▶

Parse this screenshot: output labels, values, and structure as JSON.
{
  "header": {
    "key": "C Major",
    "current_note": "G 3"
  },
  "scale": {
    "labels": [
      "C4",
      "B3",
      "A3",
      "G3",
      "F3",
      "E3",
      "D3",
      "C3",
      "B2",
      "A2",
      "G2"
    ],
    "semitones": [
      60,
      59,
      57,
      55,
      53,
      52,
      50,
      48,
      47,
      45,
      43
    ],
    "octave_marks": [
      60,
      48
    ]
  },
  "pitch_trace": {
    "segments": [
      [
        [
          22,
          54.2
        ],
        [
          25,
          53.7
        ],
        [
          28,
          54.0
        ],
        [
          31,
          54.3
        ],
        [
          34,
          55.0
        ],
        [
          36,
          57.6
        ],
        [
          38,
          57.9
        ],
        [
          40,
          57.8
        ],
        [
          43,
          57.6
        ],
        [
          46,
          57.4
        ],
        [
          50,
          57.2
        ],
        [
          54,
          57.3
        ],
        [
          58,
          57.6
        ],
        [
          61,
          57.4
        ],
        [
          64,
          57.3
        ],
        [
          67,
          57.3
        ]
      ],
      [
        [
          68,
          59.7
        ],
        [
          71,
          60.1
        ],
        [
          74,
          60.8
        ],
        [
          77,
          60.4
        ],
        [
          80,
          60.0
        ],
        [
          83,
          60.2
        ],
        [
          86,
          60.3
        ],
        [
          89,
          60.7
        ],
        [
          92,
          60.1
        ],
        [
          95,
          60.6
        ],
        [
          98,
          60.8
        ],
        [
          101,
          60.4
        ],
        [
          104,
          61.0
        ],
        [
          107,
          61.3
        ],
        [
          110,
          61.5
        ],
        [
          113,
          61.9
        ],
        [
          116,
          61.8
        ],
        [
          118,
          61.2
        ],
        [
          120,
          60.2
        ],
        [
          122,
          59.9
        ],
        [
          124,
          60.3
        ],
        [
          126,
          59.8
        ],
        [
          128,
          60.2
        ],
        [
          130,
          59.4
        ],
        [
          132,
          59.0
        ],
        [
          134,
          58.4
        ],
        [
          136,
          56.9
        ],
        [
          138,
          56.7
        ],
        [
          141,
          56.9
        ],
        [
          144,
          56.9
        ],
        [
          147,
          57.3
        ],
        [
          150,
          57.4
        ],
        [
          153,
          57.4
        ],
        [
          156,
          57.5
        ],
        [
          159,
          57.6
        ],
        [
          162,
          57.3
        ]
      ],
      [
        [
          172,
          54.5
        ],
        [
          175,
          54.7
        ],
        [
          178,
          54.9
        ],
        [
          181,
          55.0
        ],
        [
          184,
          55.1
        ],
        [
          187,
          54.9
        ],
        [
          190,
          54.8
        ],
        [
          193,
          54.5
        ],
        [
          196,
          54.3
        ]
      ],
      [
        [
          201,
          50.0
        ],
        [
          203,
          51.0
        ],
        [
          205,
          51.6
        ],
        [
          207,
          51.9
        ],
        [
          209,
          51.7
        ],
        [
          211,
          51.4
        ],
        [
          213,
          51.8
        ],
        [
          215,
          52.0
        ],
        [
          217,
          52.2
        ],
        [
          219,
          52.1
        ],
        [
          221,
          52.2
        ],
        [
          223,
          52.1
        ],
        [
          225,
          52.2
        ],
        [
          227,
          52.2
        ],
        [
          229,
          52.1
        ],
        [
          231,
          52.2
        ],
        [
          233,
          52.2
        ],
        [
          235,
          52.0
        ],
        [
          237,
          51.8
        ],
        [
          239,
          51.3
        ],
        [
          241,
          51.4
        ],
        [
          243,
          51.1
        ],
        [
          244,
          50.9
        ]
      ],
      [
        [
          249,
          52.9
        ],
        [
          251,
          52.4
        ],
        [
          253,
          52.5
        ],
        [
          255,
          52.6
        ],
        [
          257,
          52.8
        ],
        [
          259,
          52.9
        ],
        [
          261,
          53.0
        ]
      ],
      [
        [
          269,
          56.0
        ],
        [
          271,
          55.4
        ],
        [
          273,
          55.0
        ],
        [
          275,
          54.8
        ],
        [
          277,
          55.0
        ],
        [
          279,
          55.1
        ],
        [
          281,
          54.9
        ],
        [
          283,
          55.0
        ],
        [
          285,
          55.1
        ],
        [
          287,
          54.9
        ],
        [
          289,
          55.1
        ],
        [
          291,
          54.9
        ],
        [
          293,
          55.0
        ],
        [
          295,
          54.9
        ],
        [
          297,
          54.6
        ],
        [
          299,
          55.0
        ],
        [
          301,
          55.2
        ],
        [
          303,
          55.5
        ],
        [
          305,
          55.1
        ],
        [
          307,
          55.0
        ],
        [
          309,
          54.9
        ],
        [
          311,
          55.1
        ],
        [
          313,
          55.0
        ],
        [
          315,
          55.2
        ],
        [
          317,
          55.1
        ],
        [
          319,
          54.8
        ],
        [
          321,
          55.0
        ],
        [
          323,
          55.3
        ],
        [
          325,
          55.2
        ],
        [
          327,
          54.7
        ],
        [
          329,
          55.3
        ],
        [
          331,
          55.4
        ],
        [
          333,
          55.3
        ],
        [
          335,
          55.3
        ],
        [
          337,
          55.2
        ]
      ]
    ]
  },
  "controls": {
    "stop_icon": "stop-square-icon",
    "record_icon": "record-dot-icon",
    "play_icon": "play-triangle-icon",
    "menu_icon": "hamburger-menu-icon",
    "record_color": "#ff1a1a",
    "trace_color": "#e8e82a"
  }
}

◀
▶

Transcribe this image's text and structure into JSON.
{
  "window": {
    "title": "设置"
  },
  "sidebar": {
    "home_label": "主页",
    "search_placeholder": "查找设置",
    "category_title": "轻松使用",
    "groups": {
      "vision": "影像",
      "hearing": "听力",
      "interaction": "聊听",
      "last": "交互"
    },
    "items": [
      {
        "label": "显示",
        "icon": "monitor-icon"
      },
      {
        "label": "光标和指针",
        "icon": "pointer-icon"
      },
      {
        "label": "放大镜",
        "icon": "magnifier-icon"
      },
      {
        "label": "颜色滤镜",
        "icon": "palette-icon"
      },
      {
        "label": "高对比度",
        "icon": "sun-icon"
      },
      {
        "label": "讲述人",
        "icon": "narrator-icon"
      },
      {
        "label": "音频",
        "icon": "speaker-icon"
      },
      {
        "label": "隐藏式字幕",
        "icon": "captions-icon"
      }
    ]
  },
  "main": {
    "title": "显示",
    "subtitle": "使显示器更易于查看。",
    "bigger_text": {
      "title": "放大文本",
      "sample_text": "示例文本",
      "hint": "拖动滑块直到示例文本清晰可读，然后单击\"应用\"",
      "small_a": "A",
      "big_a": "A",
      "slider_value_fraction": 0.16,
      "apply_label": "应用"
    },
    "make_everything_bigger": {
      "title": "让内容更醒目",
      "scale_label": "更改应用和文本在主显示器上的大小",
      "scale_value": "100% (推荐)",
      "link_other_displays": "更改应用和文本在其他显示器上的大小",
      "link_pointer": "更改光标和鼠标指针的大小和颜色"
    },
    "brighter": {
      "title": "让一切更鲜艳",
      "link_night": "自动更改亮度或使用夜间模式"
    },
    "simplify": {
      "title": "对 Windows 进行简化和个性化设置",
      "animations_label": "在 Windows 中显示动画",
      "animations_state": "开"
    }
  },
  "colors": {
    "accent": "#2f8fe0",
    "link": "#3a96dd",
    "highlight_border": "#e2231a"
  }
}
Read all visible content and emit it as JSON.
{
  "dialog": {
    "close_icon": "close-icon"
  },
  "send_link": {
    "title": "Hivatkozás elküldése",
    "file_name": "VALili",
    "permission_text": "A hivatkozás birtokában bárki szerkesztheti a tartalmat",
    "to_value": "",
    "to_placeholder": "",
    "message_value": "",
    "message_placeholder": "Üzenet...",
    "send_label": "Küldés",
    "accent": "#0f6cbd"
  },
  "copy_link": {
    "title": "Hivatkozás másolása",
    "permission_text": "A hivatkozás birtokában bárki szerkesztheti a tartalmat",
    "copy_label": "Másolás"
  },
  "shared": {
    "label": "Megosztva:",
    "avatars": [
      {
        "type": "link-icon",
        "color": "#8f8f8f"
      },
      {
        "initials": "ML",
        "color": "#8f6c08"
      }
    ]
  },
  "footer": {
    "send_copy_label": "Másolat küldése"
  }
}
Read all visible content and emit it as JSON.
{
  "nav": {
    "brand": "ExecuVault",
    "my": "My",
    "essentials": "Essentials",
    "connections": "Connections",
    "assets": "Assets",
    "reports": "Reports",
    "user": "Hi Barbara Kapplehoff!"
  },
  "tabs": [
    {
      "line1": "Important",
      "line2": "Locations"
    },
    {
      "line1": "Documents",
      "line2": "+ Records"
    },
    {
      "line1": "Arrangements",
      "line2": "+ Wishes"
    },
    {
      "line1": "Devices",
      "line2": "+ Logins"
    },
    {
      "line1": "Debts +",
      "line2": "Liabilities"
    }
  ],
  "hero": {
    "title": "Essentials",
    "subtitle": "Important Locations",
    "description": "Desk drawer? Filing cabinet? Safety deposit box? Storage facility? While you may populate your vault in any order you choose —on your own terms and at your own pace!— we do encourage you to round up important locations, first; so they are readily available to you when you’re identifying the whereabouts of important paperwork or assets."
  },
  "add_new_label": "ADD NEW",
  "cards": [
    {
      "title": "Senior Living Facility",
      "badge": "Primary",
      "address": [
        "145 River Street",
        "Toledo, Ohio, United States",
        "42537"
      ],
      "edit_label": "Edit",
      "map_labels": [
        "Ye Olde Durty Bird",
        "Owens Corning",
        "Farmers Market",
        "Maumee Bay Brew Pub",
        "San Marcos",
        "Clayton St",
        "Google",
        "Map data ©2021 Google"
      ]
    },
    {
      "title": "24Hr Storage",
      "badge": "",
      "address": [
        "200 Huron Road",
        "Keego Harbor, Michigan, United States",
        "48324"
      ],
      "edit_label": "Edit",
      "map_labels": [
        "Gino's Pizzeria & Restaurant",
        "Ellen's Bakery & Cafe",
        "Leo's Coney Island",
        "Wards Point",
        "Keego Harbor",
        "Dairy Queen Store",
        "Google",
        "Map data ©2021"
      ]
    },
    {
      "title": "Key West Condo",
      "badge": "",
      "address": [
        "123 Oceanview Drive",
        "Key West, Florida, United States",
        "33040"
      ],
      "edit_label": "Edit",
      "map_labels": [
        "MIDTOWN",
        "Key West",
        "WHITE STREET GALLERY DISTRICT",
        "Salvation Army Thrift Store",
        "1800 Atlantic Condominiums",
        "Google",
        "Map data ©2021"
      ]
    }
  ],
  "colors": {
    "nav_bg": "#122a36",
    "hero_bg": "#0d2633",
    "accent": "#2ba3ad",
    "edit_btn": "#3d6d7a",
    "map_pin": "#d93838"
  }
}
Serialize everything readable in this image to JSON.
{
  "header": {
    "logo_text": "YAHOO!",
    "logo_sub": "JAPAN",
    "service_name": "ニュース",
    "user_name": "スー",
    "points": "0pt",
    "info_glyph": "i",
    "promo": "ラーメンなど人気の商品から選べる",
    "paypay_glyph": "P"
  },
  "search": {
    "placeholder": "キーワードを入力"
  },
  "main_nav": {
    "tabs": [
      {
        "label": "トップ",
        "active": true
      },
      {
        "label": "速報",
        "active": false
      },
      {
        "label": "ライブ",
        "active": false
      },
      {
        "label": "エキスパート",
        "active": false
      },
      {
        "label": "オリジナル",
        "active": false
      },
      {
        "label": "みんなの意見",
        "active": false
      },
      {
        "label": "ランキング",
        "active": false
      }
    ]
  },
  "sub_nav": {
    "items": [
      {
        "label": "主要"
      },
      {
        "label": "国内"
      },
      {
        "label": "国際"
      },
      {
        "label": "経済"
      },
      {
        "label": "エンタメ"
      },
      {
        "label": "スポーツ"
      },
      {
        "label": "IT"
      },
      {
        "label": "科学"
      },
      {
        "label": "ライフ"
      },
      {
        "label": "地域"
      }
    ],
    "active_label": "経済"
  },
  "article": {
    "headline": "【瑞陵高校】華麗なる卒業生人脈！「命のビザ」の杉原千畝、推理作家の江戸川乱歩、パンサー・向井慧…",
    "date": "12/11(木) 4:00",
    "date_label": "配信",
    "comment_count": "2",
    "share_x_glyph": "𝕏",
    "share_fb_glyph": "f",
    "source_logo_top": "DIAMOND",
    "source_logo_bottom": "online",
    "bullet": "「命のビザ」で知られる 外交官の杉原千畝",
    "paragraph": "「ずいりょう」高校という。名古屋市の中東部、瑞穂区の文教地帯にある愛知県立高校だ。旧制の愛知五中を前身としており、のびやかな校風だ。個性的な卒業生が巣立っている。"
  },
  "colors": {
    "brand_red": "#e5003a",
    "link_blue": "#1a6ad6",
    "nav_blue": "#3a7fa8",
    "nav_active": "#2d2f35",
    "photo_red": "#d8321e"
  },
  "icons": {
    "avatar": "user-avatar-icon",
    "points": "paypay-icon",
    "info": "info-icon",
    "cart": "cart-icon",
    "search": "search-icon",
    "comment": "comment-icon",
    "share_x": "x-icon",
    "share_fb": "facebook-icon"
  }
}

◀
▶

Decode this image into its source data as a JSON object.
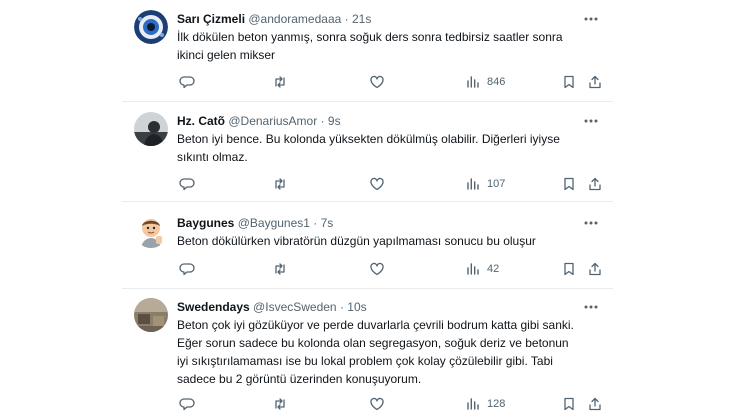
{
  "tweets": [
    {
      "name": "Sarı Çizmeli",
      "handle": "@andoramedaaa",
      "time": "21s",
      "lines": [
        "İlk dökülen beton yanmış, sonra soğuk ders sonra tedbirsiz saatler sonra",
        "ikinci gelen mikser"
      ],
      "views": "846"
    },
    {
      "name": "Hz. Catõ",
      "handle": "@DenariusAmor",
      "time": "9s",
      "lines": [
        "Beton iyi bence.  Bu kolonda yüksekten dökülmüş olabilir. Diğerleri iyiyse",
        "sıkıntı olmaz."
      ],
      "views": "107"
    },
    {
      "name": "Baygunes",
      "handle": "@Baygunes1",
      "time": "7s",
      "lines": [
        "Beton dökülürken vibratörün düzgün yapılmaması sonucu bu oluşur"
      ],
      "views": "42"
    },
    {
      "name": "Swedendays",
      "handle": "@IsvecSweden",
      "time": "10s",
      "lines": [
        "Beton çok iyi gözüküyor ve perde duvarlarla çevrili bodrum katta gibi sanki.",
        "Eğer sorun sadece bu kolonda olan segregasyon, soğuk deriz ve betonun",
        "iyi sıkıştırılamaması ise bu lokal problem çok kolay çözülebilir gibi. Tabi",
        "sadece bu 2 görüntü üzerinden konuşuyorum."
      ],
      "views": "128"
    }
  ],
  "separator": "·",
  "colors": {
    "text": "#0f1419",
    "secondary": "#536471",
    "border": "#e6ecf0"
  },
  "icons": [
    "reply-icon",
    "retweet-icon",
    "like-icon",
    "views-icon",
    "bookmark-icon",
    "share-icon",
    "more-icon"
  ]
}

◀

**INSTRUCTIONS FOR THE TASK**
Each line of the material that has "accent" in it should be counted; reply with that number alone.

**RESPONSE**
3